The Passive Acoustic Ecology Program at the center's Marine Mammal and Turtle Division uses advanced technologies to learn more about marine mammals. Passive acoustic monitoring techniques rely on specialized underwater sensing and recording equipment. These techniques allow our team to record and listen to the sounds produced by marine life within their habitat in a non-invasive way. As technologies advance, these acoustic recorders become smaller, more affordable, and can be left out in the field for longer periods of time. Passive acoustic monitoring methods pair well with other methods, such as photo identification, tagging, and aerial surveys. Together, they give scientists comprehensive data about individual whales, their health, and their ecology that can be used to protect this species.
Deploying six acoustic moorings in coastal waters off Georgia, South Carolina, and North Carolina during a short good weather window was a large task for even these ambitious field scientists. “It was a whirlwind trip.
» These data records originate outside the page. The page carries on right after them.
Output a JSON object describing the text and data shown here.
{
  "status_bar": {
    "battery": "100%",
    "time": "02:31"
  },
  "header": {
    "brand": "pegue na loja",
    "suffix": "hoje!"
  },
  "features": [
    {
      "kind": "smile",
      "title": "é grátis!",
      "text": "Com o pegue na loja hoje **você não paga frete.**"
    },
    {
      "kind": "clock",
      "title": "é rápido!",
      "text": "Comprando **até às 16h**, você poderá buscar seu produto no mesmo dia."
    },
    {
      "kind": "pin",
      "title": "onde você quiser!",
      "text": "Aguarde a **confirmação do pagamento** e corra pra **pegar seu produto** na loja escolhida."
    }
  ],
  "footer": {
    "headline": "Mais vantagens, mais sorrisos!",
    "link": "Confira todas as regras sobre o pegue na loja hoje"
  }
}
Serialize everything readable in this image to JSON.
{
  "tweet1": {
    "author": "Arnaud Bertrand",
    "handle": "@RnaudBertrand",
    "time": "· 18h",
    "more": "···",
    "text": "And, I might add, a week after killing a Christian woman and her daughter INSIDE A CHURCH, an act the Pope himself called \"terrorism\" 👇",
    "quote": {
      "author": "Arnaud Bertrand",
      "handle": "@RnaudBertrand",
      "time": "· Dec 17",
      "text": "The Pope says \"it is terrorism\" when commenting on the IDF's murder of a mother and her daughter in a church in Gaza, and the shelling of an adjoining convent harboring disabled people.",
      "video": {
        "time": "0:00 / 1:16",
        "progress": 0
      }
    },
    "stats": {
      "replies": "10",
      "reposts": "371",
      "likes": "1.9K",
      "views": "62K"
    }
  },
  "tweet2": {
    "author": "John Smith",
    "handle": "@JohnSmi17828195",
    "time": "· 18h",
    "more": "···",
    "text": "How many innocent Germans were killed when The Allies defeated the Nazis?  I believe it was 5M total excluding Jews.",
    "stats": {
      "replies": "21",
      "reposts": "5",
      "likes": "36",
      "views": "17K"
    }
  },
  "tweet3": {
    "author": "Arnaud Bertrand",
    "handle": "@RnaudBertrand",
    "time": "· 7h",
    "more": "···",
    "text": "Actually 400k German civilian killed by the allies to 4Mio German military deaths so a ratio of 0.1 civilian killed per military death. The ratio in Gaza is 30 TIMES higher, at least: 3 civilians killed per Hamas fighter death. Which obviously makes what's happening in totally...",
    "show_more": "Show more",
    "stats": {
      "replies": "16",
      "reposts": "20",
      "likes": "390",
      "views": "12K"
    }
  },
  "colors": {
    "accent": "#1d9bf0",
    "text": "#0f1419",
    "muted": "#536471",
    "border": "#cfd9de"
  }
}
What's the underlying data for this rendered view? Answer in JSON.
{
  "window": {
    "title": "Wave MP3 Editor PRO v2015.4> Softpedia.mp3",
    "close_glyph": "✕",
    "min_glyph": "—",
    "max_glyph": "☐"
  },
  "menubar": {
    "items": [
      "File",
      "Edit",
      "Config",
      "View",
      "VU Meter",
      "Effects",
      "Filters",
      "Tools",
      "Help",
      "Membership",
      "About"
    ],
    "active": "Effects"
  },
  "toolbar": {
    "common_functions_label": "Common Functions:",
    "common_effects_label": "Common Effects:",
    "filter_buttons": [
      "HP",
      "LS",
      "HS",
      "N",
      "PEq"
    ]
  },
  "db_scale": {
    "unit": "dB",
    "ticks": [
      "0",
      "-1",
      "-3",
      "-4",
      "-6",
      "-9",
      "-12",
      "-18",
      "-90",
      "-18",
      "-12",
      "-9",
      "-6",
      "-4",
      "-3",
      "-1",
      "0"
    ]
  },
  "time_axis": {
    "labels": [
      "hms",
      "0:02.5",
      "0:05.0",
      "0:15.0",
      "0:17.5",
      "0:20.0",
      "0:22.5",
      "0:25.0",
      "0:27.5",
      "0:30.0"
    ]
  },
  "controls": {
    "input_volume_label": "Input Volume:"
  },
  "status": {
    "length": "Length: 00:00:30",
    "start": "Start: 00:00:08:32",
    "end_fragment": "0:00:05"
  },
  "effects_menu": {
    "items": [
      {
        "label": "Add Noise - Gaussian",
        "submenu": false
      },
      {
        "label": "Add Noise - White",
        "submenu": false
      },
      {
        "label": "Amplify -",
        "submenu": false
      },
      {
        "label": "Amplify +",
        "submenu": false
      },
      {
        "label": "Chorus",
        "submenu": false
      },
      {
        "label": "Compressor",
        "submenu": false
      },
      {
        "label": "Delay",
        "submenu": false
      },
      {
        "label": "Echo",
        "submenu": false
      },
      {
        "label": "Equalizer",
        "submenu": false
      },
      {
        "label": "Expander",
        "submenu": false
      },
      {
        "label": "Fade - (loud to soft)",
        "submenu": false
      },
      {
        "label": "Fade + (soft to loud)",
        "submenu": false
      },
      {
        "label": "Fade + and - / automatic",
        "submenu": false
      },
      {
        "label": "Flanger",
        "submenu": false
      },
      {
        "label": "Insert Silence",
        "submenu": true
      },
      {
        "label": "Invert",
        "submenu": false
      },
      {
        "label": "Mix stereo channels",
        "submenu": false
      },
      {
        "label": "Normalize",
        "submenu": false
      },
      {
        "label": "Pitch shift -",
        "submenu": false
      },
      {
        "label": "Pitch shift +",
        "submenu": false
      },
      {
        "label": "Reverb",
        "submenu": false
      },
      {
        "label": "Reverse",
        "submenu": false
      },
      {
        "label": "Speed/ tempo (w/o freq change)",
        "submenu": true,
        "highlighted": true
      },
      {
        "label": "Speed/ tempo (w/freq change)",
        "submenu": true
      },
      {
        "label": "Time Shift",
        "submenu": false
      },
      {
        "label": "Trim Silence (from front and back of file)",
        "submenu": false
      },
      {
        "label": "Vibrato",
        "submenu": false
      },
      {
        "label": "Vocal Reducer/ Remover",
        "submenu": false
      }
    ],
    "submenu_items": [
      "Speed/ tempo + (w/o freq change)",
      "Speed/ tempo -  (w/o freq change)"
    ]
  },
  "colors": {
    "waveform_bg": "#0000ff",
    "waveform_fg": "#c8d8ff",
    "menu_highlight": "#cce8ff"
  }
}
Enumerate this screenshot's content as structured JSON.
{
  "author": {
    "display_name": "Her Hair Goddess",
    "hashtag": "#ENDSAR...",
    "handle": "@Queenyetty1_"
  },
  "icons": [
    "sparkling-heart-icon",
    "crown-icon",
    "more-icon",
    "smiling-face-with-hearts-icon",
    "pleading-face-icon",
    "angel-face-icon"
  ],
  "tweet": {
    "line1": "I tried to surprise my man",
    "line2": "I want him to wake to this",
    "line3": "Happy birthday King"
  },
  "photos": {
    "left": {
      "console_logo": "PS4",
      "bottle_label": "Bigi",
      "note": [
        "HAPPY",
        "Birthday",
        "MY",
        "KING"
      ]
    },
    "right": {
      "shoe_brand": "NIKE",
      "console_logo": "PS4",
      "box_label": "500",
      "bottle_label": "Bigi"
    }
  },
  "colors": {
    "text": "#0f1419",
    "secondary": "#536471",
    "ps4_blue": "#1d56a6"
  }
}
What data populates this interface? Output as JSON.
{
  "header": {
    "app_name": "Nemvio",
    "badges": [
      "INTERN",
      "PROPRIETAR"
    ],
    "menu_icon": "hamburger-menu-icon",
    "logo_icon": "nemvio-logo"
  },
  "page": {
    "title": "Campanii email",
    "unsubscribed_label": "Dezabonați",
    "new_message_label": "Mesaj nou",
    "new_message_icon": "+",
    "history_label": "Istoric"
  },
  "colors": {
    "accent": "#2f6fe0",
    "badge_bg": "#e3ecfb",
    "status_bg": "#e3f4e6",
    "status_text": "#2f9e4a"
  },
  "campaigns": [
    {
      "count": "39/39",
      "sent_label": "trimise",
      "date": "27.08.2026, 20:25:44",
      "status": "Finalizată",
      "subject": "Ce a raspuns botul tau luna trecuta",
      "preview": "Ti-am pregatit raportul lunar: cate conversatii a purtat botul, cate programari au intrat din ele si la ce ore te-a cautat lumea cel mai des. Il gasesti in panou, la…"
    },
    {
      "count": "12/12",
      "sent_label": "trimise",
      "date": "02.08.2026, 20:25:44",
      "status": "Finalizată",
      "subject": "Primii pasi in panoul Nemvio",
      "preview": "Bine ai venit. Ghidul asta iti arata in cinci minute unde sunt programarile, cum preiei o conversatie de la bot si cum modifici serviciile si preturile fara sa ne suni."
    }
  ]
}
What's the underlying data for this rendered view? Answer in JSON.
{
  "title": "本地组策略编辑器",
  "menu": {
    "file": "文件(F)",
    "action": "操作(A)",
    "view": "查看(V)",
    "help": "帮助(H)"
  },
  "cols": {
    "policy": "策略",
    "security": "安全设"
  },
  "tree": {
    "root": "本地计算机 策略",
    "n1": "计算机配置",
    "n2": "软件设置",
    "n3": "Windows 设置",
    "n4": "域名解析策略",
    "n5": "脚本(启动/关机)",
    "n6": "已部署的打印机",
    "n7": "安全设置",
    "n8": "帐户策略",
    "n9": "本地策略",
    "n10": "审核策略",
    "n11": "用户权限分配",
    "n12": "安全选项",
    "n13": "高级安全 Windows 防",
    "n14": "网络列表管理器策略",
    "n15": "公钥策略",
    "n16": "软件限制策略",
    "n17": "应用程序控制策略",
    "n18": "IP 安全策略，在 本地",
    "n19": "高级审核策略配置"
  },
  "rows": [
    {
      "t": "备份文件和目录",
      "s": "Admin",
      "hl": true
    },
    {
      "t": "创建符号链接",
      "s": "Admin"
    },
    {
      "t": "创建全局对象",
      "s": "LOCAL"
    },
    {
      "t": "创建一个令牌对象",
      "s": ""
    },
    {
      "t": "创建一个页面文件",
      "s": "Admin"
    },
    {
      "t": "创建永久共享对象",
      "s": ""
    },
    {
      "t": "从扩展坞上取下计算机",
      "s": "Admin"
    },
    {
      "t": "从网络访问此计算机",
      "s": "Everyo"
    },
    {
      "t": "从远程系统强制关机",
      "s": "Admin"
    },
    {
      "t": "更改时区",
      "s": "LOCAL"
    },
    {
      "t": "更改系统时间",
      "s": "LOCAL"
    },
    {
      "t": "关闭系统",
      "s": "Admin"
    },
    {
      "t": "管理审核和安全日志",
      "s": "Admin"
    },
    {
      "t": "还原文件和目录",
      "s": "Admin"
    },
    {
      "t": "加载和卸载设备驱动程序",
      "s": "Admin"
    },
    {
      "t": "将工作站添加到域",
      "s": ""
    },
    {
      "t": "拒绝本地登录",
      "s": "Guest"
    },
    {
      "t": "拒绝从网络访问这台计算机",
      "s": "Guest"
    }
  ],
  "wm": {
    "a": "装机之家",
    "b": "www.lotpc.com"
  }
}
We slept in four states in four days, but we got it done!” said Jesse Wicker, based in Florida, a research associate for the Marine Mammal and Turtle Division. The trip entailed quite a bit of travel, launching a vessel, preparing the moorings, and deploying them at multiple sites. The last two moorings were deployed off of Florida early this year.
Melissa Soldevilla, the project lead and senior scientist for the Passive Acoustics Ecology Program, explained, “North Atlantic right whales are endangered, so it’s important that we protect every mom and calf. By listening for their calls throughout the calving season, we can better understand how they use this habitat and what areas are important to protect to reduce negative impacts from human activities.”
This passive acoustic research on North Atlantic right whales is complementary to the research conducted by collaborators at the Northeast Fisheries Science Center. There, researchers deploy passive acoustic moorings to listen for North Atlantic right whales on their northeast U.S. foraging grounds. The combined passive acoustic network also provides important information on the migratory corridor between the feeding and calving grounds.